Researchers gave grammar tests to sixth through eighth graders in Pennsylvania and asked them for information on their texting habits. After crunching the test and texting data they found that the more texts the 10-to-14-year-olds sent, the worse their grammar performance. The problem is the students begin to see their textual adaptations as normal and so have a tough time code switching to more formal way of writing.
This colossal disappointment is largely avoidable. Students need not toil in remedial courses that cost precious time and money.
When I was in high school I spent my summers letting my nerd flag fly high by doing things like sitting around reading The Count of Monte Cristo—all 1,312 pages of it—in one day.
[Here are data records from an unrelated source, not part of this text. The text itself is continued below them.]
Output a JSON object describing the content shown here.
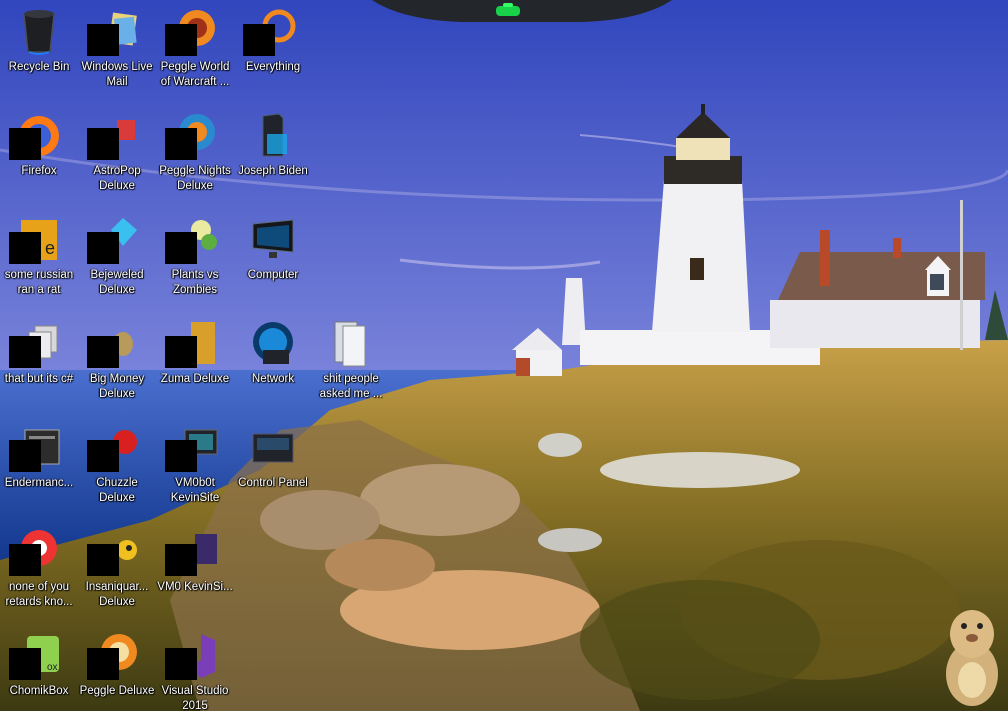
{
  "desktop": {
    "icons": [
      {
        "label": "Recycle Bin",
        "icon": "recycle-bin-icon",
        "redacted": false
      },
      {
        "label": "Windows Live Mail",
        "icon": "mail-icon",
        "redacted": true
      },
      {
        "label": "Peggle World of Warcraft ...",
        "icon": "peggle-icon",
        "redacted": true
      },
      {
        "label": "Everything",
        "icon": "search-icon",
        "redacted": true
      },
      {
        "label": "Firefox",
        "icon": "firefox-icon",
        "redacted": true
      },
      {
        "label": "AstroPop Deluxe",
        "icon": "game-icon",
        "redacted": true
      },
      {
        "label": "Peggle Nights Deluxe",
        "icon": "peggle-icon",
        "redacted": true
      },
      {
        "label": "Joseph Biden",
        "icon": "user-folder-icon",
        "redacted": false
      },
      {
        "label": "some russian ran a rat",
        "icon": "java-icon",
        "redacted": true
      },
      {
        "label": "Bejeweled Deluxe",
        "icon": "gem-icon",
        "redacted": true
      },
      {
        "label": "Plants vs Zombies",
        "icon": "plant-icon",
        "redacted": true
      },
      {
        "label": "Computer",
        "icon": "computer-icon",
        "redacted": false
      },
      {
        "label": "that but its c#",
        "icon": "files-icon",
        "redacted": true
      },
      {
        "label": "Big Money Deluxe",
        "icon": "money-bag-icon",
        "redacted": true
      },
      {
        "label": "Zuma Deluxe",
        "icon": "zuma-icon",
        "redacted": true
      },
      {
        "label": "Network",
        "icon": "network-icon",
        "redacted": false
      },
      {
        "label": "shit people asked me ...",
        "icon": "folder-icon",
        "redacted": false
      },
      {
        "label": "Endermanc...",
        "icon": "window-icon",
        "redacted": true
      },
      {
        "label": "Chuzzle Deluxe",
        "icon": "chuzzle-icon",
        "redacted": true
      },
      {
        "label": "VM0b0t KevinSite",
        "icon": "monitor-icon",
        "redacted": true
      },
      {
        "label": "Control Panel",
        "icon": "control-panel-icon",
        "redacted": false
      },
      {
        "label": "none of you retards kno...",
        "icon": "chrome-icon",
        "redacted": true
      },
      {
        "label": "Insaniquar... Deluxe",
        "icon": "insaniquarium-icon",
        "redacted": true
      },
      {
        "label": "VM0 KevinSi...",
        "icon": "monitor-icon",
        "redacted": true
      },
      {
        "label": "ChomikBox",
        "icon": "chomikbox-icon",
        "redacted": true
      },
      {
        "label": "Peggle Deluxe",
        "icon": "peggle-icon",
        "redacted": true
      },
      {
        "label": "Visual Studio 2015",
        "icon": "visual-studio-icon",
        "redacted": true
      }
    ]
  },
  "colors": {
    "sky_top": "#3a52c0",
    "sky_bottom": "#9aa6e6",
    "sea": "#1e4aa8",
    "grass": "#7a6a22",
    "label_text": "#ffffff"
  }
}
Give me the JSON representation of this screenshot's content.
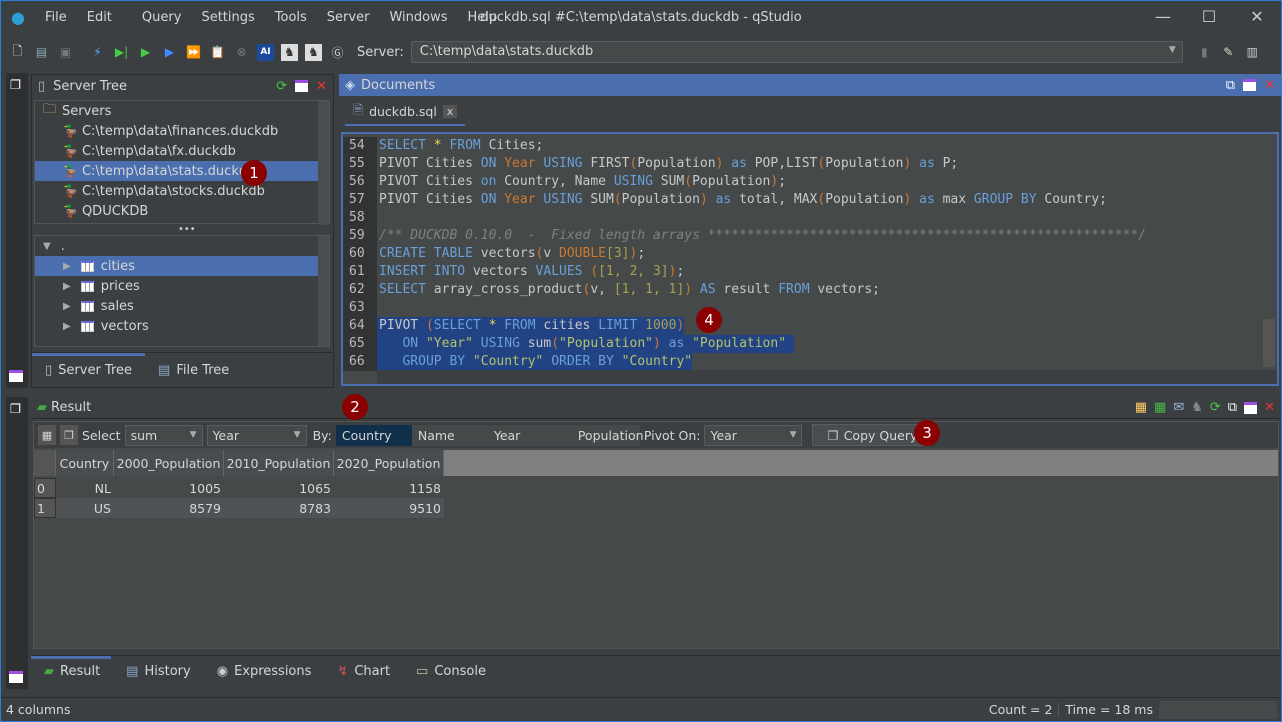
{
  "window": {
    "title": "duckdb.sql #C:\\temp\\data\\stats.duckdb - qStudio",
    "minimize": "—",
    "maximize": "☐",
    "close": "✕"
  },
  "menu": [
    "File",
    "Edit",
    "Query",
    "Settings",
    "Tools",
    "Server",
    "Windows",
    "Help"
  ],
  "toolbar": {
    "server_label": "Server:",
    "server_value": "C:\\temp\\data\\stats.duckdb"
  },
  "server_tree": {
    "title": "Server Tree",
    "root": "Servers",
    "servers": [
      "C:\\temp\\data\\finances.duckdb",
      "C:\\temp\\data\\fx.duckdb",
      "C:\\temp\\data\\stats.duckdb",
      "C:\\temp\\data\\stocks.duckdb",
      "QDUCKDB"
    ],
    "selected": 2,
    "schema_root": ".",
    "tables": [
      "cities",
      "prices",
      "sales",
      "vectors"
    ],
    "tabs": [
      "Server Tree",
      "File Tree"
    ]
  },
  "documents": {
    "title": "Documents",
    "tab": "duckdb.sql",
    "tab_close": "x",
    "lines": [
      {
        "n": "54",
        "t": [
          [
            "kw",
            "SELECT "
          ],
          [
            "st",
            "*"
          ],
          [
            "kw",
            " FROM "
          ],
          [
            "tx",
            "Cities;"
          ]
        ]
      },
      {
        "n": "55",
        "t": [
          [
            "tx",
            "PIVOT Cities "
          ],
          [
            "kw",
            "ON "
          ],
          [
            "or",
            "Year "
          ],
          [
            "kw",
            "USING "
          ],
          [
            "tx",
            "FIRST"
          ],
          [
            "or",
            "("
          ],
          [
            "tx",
            "Population"
          ],
          [
            "or",
            ")"
          ],
          [
            "kw",
            " as "
          ],
          [
            "tx",
            "POP,LIST"
          ],
          [
            "or",
            "("
          ],
          [
            "tx",
            "Population"
          ],
          [
            "or",
            ")"
          ],
          [
            "kw",
            " as "
          ],
          [
            "tx",
            "P;"
          ]
        ]
      },
      {
        "n": "56",
        "t": [
          [
            "tx",
            "PIVOT Cities "
          ],
          [
            "kw",
            "on "
          ],
          [
            "tx",
            "Country, Name "
          ],
          [
            "kw",
            "USING "
          ],
          [
            "tx",
            "SUM"
          ],
          [
            "or",
            "("
          ],
          [
            "tx",
            "Population"
          ],
          [
            "or",
            ")"
          ],
          [
            "tx",
            ";"
          ]
        ]
      },
      {
        "n": "57",
        "t": [
          [
            "tx",
            "PIVOT Cities "
          ],
          [
            "kw",
            "ON "
          ],
          [
            "or",
            "Year "
          ],
          [
            "kw",
            "USING "
          ],
          [
            "tx",
            "SUM"
          ],
          [
            "or",
            "("
          ],
          [
            "tx",
            "Population"
          ],
          [
            "or",
            ")"
          ],
          [
            "kw",
            " as "
          ],
          [
            "tx",
            "total, MAX"
          ],
          [
            "or",
            "("
          ],
          [
            "tx",
            "Population"
          ],
          [
            "or",
            ")"
          ],
          [
            "kw",
            " as "
          ],
          [
            "tx",
            "max "
          ],
          [
            "kw",
            "GROUP BY "
          ],
          [
            "tx",
            "Country;"
          ]
        ]
      },
      {
        "n": "58",
        "t": []
      },
      {
        "n": "59",
        "t": [
          [
            "cm",
            "/** DUCKDB 0.10.0  -  Fixed length arrays *******************************************************/"
          ]
        ]
      },
      {
        "n": "60",
        "t": [
          [
            "kw",
            "CREATE TABLE "
          ],
          [
            "tx",
            "vectors"
          ],
          [
            "or",
            "("
          ],
          [
            "tx",
            "v "
          ],
          [
            "or",
            "DOUBLE"
          ],
          [
            "num",
            "[3]"
          ],
          [
            "or",
            ")"
          ],
          [
            "tx",
            ";"
          ]
        ]
      },
      {
        "n": "61",
        "t": [
          [
            "kw",
            "INSERT INTO "
          ],
          [
            "tx",
            "vectors "
          ],
          [
            "kw",
            "VALUES "
          ],
          [
            "or",
            "("
          ],
          [
            "num",
            "[1, 2, 3]"
          ],
          [
            "or",
            ")"
          ],
          [
            "tx",
            ";"
          ]
        ]
      },
      {
        "n": "62",
        "t": [
          [
            "kw",
            "SELECT "
          ],
          [
            "tx",
            "array_cross_product"
          ],
          [
            "or",
            "("
          ],
          [
            "tx",
            "v, "
          ],
          [
            "num",
            "[1, 1, 1]"
          ],
          [
            "or",
            ")"
          ],
          [
            "kw",
            " AS "
          ],
          [
            "tx",
            "result "
          ],
          [
            "kw",
            "FROM "
          ],
          [
            "tx",
            "vectors;"
          ]
        ]
      },
      {
        "n": "63",
        "t": []
      },
      {
        "n": "64",
        "t": [
          [
            "tx",
            "PIVOT "
          ],
          [
            "or",
            "("
          ],
          [
            "kw",
            "SELECT "
          ],
          [
            "st",
            "*"
          ],
          [
            "kw",
            " FROM "
          ],
          [
            "tx",
            "cities "
          ],
          [
            "kw",
            "LIMIT "
          ],
          [
            "num",
            "1000"
          ],
          [
            "or",
            ")"
          ]
        ],
        "sel": true
      },
      {
        "n": "65",
        "t": [
          [
            "kw",
            "   ON "
          ],
          [
            "str",
            "\"Year\""
          ],
          [
            "kw",
            " USING "
          ],
          [
            "tx",
            "sum"
          ],
          [
            "or",
            "("
          ],
          [
            "str",
            "\"Population\""
          ],
          [
            "or",
            ")"
          ],
          [
            "kw",
            " as "
          ],
          [
            "str",
            "\"Population\" "
          ]
        ],
        "sel": true
      },
      {
        "n": "66",
        "t": [
          [
            "kw",
            "   GROUP BY "
          ],
          [
            "str",
            "\"Country\""
          ],
          [
            "kw",
            " ORDER BY "
          ],
          [
            "str",
            "\"Country\""
          ]
        ],
        "sel": true
      }
    ]
  },
  "result": {
    "title": "Result",
    "select_label": "Select",
    "agg": "sum",
    "agg_col": "Year",
    "by_label": "By:",
    "by_cols": [
      "Country",
      "Name",
      "Year",
      "Population"
    ],
    "pivot_label": "Pivot On:",
    "pivot_value": "Year",
    "copy_query": "Copy Query",
    "columns": [
      "Country",
      "2000_Population",
      "2010_Population",
      "2020_Population"
    ],
    "rows": [
      [
        "0",
        "NL",
        "1005",
        "1065",
        "1158"
      ],
      [
        "1",
        "US",
        "8579",
        "8783",
        "9510"
      ]
    ],
    "tabs": [
      "Result",
      "History",
      "Expressions",
      "Chart",
      "Console"
    ]
  },
  "badges": [
    "1",
    "2",
    "3",
    "4"
  ],
  "status": {
    "columns": "4 columns",
    "count": "Count = 2",
    "time": "Time = 18 ms"
  }
}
My peers hit up the pool or roamed the mall, but none of us ever considered going to summer school. For my generation, summer school was where the "bad" kids who ditched class to smoke weed in the parking lot went so they could still graduate on time. But nowadays if you live in a city where summer school hasn't been eliminated due to district budget cuts, chances are that the honors and AP crowd is more likely to spend June, July, and part of August waking up early and schlepping backpacks to campus—and it's all driven by the desire to get into a top college.
a working parent, taking a 6 p.m. class is also an impossibility since by the time you fight your way through traffic to pick up your kids at daycare, get them home, feed them, check their homework and then put them to bed, it's 9 or 10 p.m. But Bunker Hill Community College in Boston has a smart solution. They offer classes that start at 9 p.m., and if that's not late enough, they also have ones that begin at 11:45 p.m. and end at 2:30 a.m. the next day.
One walkout participant told the Los Angeles Times that approximately 300 student protesters gathered in a central area and refused to go to a 10 a.m. class. They then marched seven miles to the district headquarters in Downtown Los Angeles. Another participant named Joey said that students are angry over "both the dismantling of the school and exception that is being made for Libra Academy, a new small school on the edge of campus." Libra's test scores are higher, which is why it's being exempted from the plan, but students "find it very unfair that the adjoined school Libra with its hand-picked higher-achieving students will not be affected by the change."